▶ [Exercise brief]
Copy all records verbatim.

▶ [Supplied data]
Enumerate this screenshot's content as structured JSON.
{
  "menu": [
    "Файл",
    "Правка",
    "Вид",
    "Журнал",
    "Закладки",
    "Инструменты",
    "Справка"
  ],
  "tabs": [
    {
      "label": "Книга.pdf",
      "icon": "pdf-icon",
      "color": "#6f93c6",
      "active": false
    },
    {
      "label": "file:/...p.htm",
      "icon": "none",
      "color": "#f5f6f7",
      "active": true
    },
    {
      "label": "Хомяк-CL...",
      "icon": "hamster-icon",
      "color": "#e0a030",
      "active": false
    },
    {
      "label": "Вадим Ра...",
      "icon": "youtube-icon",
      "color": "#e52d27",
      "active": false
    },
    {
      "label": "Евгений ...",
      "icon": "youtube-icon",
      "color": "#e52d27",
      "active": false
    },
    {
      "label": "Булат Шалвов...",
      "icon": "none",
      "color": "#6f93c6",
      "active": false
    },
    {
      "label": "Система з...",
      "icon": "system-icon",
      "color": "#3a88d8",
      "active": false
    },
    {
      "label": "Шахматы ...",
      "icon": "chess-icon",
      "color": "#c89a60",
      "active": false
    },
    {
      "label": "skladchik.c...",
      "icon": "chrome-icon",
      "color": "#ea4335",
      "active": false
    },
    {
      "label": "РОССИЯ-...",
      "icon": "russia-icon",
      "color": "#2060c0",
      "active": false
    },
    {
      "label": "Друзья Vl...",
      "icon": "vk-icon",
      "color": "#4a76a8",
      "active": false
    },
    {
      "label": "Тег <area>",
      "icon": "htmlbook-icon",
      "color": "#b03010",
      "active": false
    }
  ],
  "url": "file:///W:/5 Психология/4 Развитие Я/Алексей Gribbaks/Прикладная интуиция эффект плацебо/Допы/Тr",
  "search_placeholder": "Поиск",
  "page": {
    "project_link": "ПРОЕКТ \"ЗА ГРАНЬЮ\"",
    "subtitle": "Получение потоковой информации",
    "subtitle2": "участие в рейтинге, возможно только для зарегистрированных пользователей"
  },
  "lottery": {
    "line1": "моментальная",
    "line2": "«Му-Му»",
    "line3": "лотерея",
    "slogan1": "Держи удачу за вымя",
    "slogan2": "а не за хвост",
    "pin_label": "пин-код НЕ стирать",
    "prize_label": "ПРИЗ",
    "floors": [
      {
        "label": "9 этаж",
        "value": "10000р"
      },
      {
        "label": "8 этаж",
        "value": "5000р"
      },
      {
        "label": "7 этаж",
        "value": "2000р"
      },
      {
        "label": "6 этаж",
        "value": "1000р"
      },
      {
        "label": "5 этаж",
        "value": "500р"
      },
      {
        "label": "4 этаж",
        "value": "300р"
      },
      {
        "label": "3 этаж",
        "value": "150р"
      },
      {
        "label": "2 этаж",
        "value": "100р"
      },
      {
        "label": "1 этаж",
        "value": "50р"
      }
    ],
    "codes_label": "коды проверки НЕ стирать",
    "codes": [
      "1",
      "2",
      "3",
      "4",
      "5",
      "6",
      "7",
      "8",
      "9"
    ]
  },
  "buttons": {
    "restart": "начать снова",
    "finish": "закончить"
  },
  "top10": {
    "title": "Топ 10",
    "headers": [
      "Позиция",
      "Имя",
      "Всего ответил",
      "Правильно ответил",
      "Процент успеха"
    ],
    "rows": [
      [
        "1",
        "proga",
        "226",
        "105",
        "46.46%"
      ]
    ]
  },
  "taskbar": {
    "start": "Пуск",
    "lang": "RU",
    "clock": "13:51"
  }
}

▶ [Output below]
Enumerate this screenshot's content as structured JSON.
{
  "menu": [
    "Файл",
    "Правка",
    "Вид",
    "Журнал",
    "Закладки",
    "Инструменты",
    "Справка"
  ],
  "tabs": [
    {
      "label": "Книга.pdf",
      "icon": "pdf-icon",
      "color": "#6f93c6",
      "active": false
    },
    {
      "label": "file:/...p.htm",
      "icon": "none",
      "color": "#f5f6f7",
      "active": true
    },
    {
      "label": "Хомяк-CL...",
      "icon": "hamster-icon",
      "color": "#e0a030",
      "active": false
    },
    {
      "label": "Вадим Ра...",
      "icon": "youtube-icon",
      "color": "#e52d27",
      "active": false
    },
    {
      "label": "Евгений ...",
      "icon": "youtube-icon",
      "color": "#e52d27",
      "active": false
    },
    {
      "label": "Булат Шалвов...",
      "icon": "none",
      "color": "#6f93c6",
      "active": false
    },
    {
      "label": "Система з...",
      "icon": "system-icon",
      "color": "#3a88d8",
      "active": false
    },
    {
      "label": "Шахматы ...",
      "icon": "chess-icon",
      "color": "#c89a60",
      "active": false
    },
    {
      "label": "skladchik.c...",
      "icon": "chrome-icon",
      "color": "#ea4335",
      "active": false
    },
    {
      "label": "РОССИЯ-...",
      "icon": "russia-icon",
      "color": "#2060c0",
      "active": false
    },
    {
      "label": "Друзья Vl...",
      "icon": "vk-icon",
      "color": "#4a76a8",
      "active": false
    },
    {
      "label": "Тег <area>",
      "icon": "htmlbook-icon",
      "color": "#b03010",
      "active": false
    }
  ],
  "url": "file:///W:/5 Психология/4 Развитие Я/Алексей Gribbaks/Прикладная интуиция эффект плацебо/Допы/Тr",
  "search_placeholder": "Поиск",
  "page": {
    "project_link": "ПРОЕКТ \"ЗА ГРАНЬЮ\"",
    "subtitle": "Получение потоковой информации",
    "subtitle2": "участие в рейтинге, возможно только для зарегистрированных пользователей"
  },
  "lottery": {
    "line1": "моментальная",
    "line2": "«Му-Му»",
    "line3": "лотерея",
    "slogan1": "Держи удачу за вымя",
    "slogan2": "а не за хвост",
    "pin_label": "пин-код НЕ стирать",
    "prize_label": "ПРИЗ",
    "floors": [
      {
        "label": "9 этаж",
        "value": "10000р"
      },
      {
        "label": "8 этаж",
        "value": "5000р"
      },
      {
        "label": "7 этаж",
        "value": "2000р"
      },
      {
        "label": "6 этаж",
        "value": "1000р"
      },
      {
        "label": "5 этаж",
        "value": "500р"
      },
      {
        "label": "4 этаж",
        "value": "300р"
      },
      {
        "label": "3 этаж",
        "value": "150р"
      },
      {
        "label": "2 этаж",
        "value": "100р"
      },
      {
        "label": "1 этаж",
        "value": "50р"
      }
    ],
    "codes_label": "коды проверки НЕ стирать",
    "codes": [
      "1",
      "2",
      "3",
      "4",
      "5",
      "6",
      "7",
      "8",
      "9"
    ]
  },
  "buttons": {
    "restart": "начать снова",
    "finish": "закончить"
  },
  "top10": {
    "title": "Топ 10",
    "headers": [
      "Позиция",
      "Имя",
      "Всего ответил",
      "Правильно ответил",
      "Процент успеха"
    ],
    "rows": [
      [
        "1",
        "proga",
        "226",
        "105",
        "46.46%"
      ]
    ]
  },
  "taskbar": {
    "start": "Пуск",
    "lang": "RU",
    "clock": "13:51"
  }
}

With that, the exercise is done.